With open science as our foundation, all of our journals share a mission to surface local expertise from all regions and foster interdisciplinary collaboration. We share research transparently, without delays or restrictions to ensure everyone has access to trusted scientific evidence for decisions that impact the sustainability of our shared future.

Why is open access important, and why does Open Access Week matter?

PLOS is a non-profit publisher founded with the express purpose of advancing open access—a mission that has remained at the heart of all we do, even 20 years later. We’re also a co-founder of Open Access Week, so as you can imagine, both the cause and the event are very special to us.

We are all facing global societal challenges where broad and equitable access to actionable research for decision-makers is essential. This includes researchers conducting the studies and policy-makers, but also broader society, as we make decisions in our everyday lives. In this context, access to research articles is just one aspect of a larger system of open science. When applied to other research outputs and documentation—such as data, methods, code or protocols—open access supports trust and reproducibility, facilitates cross-referencing and meta-analysis, further increases efficiency and provides readers with context and detail to support informed decisions. 

The principles of transparency, reproducibility and reuse that underlie open access are being applied in new ways. Authors can communicate their goals and aims more rapidly for a particular investigative pathway and receive peer-review feedback earlier in the research process through publishing protocols or pre-registered research articles. Authors can record their contributions through unique ORCID identifiers and categorise each authors’ specific role using the CRediT taxonomy. At PLOS, we encourage – and in many cases help to facilitate – early sharing of articles through preprints. Once accepted in our journals, our authors also have the option to publish their peer-review history (including editorial decision letters, reviews and author responses) alongside their final article. Though the tools and tactics employed in open science are diverse, each of these elements serves to reduce bias, increase reproducibility, demonstrate rigour and reliability, and accelerate progress.

Though open access and open science have already begun to reshape how we communicate research, there is still much progress to be made. Open Access Week offers us the opportunity to mark progress, celebrate our successes and start important conversations about the future.
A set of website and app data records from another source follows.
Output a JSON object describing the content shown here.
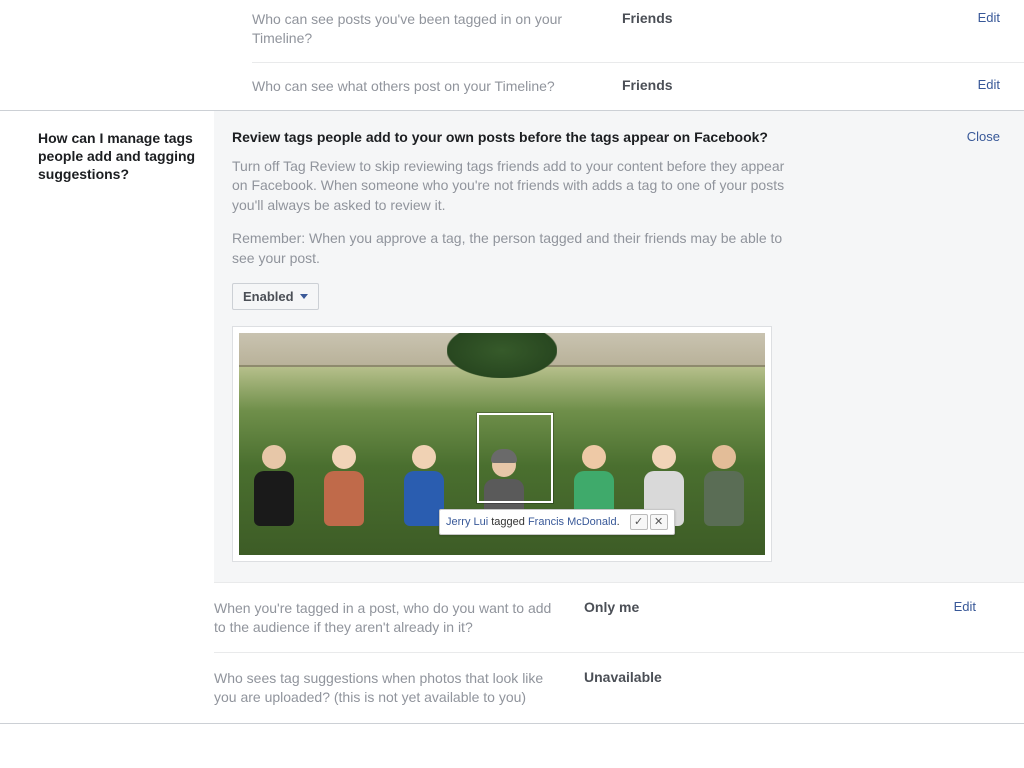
{
  "upperSection": {
    "rows": [
      {
        "label": "Who can see posts you've been tagged in on your Timeline?",
        "value": "Friends",
        "action": "Edit"
      },
      {
        "label": "Who can see what others post on your Timeline?",
        "value": "Friends",
        "action": "Edit"
      }
    ]
  },
  "expanded": {
    "sideHeading": "How can I manage tags people add and tagging suggestions?",
    "title": "Review tags people add to your own posts before the tags appear on Facebook?",
    "closeLabel": "Close",
    "desc1": "Turn off Tag Review to skip reviewing tags friends add to your content before they appear on Facebook. When someone who you're not friends with adds a tag to one of your posts you'll always be asked to review it.",
    "desc2": "Remember: When you approve a tag, the person tagged and their friends may be able to see your post.",
    "dropdownValue": "Enabled",
    "tagExample": {
      "tagger": "Jerry Lui",
      "middle": " tagged ",
      "tagged": "Francis McDonald",
      "end": "."
    },
    "subRows": [
      {
        "label": "When you're tagged in a post, who do you want to add to the audience if they aren't already in it?",
        "value": "Only me",
        "action": "Edit"
      },
      {
        "label": "Who sees tag suggestions when photos that look like you are uploaded? (this is not yet available to you)",
        "value": "Unavailable",
        "action": ""
      }
    ]
  }
}
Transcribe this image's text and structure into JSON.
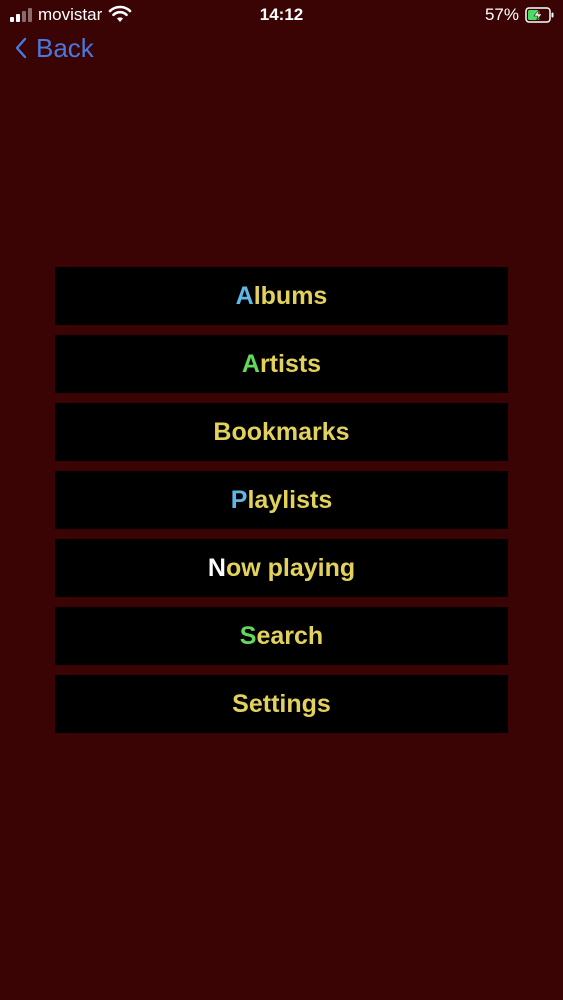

And of course, to continue to raise awareness about open solutions in the research communities we work with.

How will you be marking this year’s Open Access Week?

This Open Access Week at PLOS, we’re excited to share editorial insights from PLOS Climate Editor-in-Chief, Emma Archer, and to highlight some of the excellent open research being done in this field. Some of the pieces I’ve personally gained the most from reading include our recent collection, Recent Advances in Understanding Plastic Pollution, and a brand new collection, Ocean Solutions for a Sustainable, Healthy and Inclusive Future, published just this week.

What is the future of open-access publishing?

In my opinion, the future of open science has to be one of greater equity and increased accessible and diverse participation. That’s why at PLOS we are working to provide open science options that serve researchers’ goals and priorities, and to remove barriers and expand access to open science to all researchers. For example, we are developing new funding models that put open-access publishing within reach of more communities. With system integrations, we make it easy for researchers to post a preprint or deposit data in a repository directly from our submission system. And with our accessible data feature, we support readers to more easily identify and access data stored in repositories. Each open science practice exists for the purpose of improving research integrity, reproducibility, equity and trust. I expect that will continue to remain essentially true, even as new and better tools and systems emerge.

Rebecca Kirk, Publisher of Portfolio Development, PLOS